Over 100 inmates have filed complaints against prison guards at the Nassau County jail in Garden City, Long Island over the past eight years, according to a report in the New York Times. The report is based on information obtained through a Freedom of Information Act request filed by the newspaper after the death of Thomas Pizzuto, an inmate who was beaten to death by prison guards on January 13.
Documents show that 106 inmates went through the formal process of filing complaints of abuse. These must be considered only a small fraction of the total number of assaults and beatings by guards, since prisoners must file complaints within 90 days of such an incident--i.e., generally while still in the prison and subject to retaliation by the guards whom they are accusing of brutality.
The Nassau County Legal Aid Society routinely warns all those inmates who wish to file charges that they risk many forms of victimization. One possibility discussed is that the guards may claim that the prisoner attacked the correction officer or officers. This is in addition to the constant threat of the officer committing another attack.
These warnings by the legal aid lawyers to their clients are not mere speculation on their part. As the Times report makes clear, such retribution commonly does take place, both for filing brutality complaints through the prison itself and for filing federal lawsuits over prison conditions, a tactic more favored by prisoners because they believe they have a better chance of obtaining some redress.
Nassau County Attorney Owen Walsh has turned over to prison authorities the names of 150 inmates who have filed federal lawsuits over prison conditions since 1994. These suits include allegations of direct abuse by the guards, allowing other prisoners to physically assault target prisoners, and cases of medical malpractice.
Inmates who come forward and speak out in defense of other prisoners who have filed brutality complaints receive the same treatment. There is reported one example of an inmate who testified, backing the charges of another, and as a result had his nose broken by the same guard that was originally charged. This inmate has yet to press charges against the guard. There are other examples, and it is clear that the guards routinely utilize such techniques to keep prisoners silent.
This is precisely what happened to Thomas Pizzuto, who was forced to sign a statement absolving his torturers of any responsibility for his injuries. Pizzuto, 38, entered the prison on January 8 to begin serving a 90-day sentence for a traffic ticket. He got into a dispute with some guards after demanding his regular dose of methadone.
Another prisoner saw four guards enter Pizzuto's cell, and then heard him screaming in agony for at least five minutes. As a result of the beating, he was then taken to a nearby hospital. When his father visited him, Pizzuto secretly told him that two guards beat him, and then forced him to sign a statement stating that he received his injuries as a result of an accident. The Nassau County Medical Examiner ruled the death a homicide.
According to the Pizzuto family's lawyer, other physical evidence indicates that his injuries were consistent with his being stomped to death by the boots and shoes worn by the correction officers involved.

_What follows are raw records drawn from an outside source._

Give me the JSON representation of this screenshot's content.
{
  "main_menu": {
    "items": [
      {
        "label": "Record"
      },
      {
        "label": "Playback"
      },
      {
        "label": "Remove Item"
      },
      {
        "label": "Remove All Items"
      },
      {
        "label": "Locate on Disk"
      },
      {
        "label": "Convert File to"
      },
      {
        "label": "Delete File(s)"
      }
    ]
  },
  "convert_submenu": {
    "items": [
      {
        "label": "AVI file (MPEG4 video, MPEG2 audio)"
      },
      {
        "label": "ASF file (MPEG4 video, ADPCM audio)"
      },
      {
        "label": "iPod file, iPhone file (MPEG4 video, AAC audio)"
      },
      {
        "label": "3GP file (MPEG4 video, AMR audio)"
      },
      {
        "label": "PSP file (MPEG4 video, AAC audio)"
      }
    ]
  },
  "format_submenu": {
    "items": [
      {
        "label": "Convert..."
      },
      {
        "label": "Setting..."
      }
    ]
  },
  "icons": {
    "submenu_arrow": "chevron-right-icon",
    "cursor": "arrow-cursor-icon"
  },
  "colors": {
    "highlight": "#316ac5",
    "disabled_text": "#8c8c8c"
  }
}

In the aftermath of this incident a number of former inmates have come forward to complain that this not an uncommon practice at the 2,200-bed facility. But Deputy Undersheriff Ernest C. Weber, who oversees the jail's daily operations, maintains that 106 complaints are a small number for the eight-year period from 1991 to 1998.
Meanwhile the first case has gone to trial over conditions at the jail since Pizzuto's death. Thomas Donovan Jr., a mentally retarded man, took the stand Tuesday to describe how he was attacked in 1993 by a guard wielding a frying pan. The accused guard is Salvatore Gemelli, a leader of the correction officers union. In his civil suit Donovan is seeking $100 million from Gemelli, the jail, the county and its hospital.